  • The results of production tasks have shown that Japanese HL learners have advantage in producing short vs. long vowel contrast but not in nasal /N/ contrast. What this means is that both HL and L2 learners of Japanese will benefit if provided with the instruction that will focus on improving oral production skills of /N/. It may be useful to explicitly show how Japanese /N/ is produced depending on the immediately following consonant. /N/ is realized as a uvular nasal when it’s placed either word- or sentence-finally. Otherwise, /N/ is known as having allophones depending on the following phoneme; [m] when followed by bilabials, [ŋ] when followed by velars, and [n] when followed by alveolars (Vance 2008). L2 learners of Japanese will also benefit from additional instructions to develop a sense of sub-syllabic unit ‘mora’ as a basic unit of sound. For instance, classroom activities such as mora-counting activity and perceptual discrimination activity might be beneficial. In the former, an instructor asks students to count how many mora(e) a word contains (e.g., ‘ぶんがく /buNgaku/’ as 4 morae and ‘ぶがく/bugaku/’ as 3 morae). In the latter task, students will be asked to identify whether two words that they were presented auditory are the same or different (e.g., ‘ゆき ゆうき/yuki – yuuki/’ as different).

 

Please cite as:  ”Phonological Advantages of Heritage Learners of Japanese, (2018) New York, NY: Tomonori Nagano (LaGuardia Community College, CUNY), Mieko Sperbeck (John Jay College, CUNY), Ai Mizoguchi (CUNY Graduate Center), & Jun Choi (LaGuardia Community College, CUNY). Retrieved from: https://iletc.commons.gc.cuny.edu/reshaping-language-interpreting-pedagogy

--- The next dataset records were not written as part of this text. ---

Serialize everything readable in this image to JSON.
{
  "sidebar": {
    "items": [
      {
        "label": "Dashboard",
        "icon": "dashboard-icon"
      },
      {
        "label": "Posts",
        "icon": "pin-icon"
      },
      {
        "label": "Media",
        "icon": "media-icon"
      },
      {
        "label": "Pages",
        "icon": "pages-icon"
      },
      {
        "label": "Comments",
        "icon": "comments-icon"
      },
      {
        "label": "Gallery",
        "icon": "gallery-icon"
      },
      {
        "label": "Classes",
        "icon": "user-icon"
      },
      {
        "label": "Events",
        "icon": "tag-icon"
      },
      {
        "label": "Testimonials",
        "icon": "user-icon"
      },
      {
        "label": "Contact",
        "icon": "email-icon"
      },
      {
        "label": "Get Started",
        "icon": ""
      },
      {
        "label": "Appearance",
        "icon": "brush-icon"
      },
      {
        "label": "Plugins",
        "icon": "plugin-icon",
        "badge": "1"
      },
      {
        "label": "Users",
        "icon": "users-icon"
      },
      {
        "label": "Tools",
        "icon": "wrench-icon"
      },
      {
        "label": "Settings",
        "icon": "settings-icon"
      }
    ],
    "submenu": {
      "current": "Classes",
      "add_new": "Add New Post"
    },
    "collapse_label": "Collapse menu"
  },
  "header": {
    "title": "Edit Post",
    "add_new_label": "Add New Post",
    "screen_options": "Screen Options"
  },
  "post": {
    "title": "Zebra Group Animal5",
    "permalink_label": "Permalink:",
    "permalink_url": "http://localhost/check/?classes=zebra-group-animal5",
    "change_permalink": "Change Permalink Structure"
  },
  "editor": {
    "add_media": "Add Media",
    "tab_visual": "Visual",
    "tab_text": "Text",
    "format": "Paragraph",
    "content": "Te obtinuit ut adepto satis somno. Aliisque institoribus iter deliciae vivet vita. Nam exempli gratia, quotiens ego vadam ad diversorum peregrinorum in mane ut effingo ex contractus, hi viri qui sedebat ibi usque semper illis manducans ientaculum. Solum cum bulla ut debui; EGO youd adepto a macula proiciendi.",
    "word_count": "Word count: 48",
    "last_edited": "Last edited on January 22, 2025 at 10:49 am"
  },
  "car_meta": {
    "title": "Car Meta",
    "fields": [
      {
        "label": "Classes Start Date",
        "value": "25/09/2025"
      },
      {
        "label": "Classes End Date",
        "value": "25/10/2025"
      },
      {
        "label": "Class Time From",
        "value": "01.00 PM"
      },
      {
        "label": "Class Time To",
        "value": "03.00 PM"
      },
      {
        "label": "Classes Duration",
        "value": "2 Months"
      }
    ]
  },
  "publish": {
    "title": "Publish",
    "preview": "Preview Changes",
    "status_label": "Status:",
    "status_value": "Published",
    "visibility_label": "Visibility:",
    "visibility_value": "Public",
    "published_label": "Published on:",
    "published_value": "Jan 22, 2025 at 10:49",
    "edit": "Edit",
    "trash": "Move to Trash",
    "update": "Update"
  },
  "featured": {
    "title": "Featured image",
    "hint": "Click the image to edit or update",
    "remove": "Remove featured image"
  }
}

Materials developed with financial support from ILETC.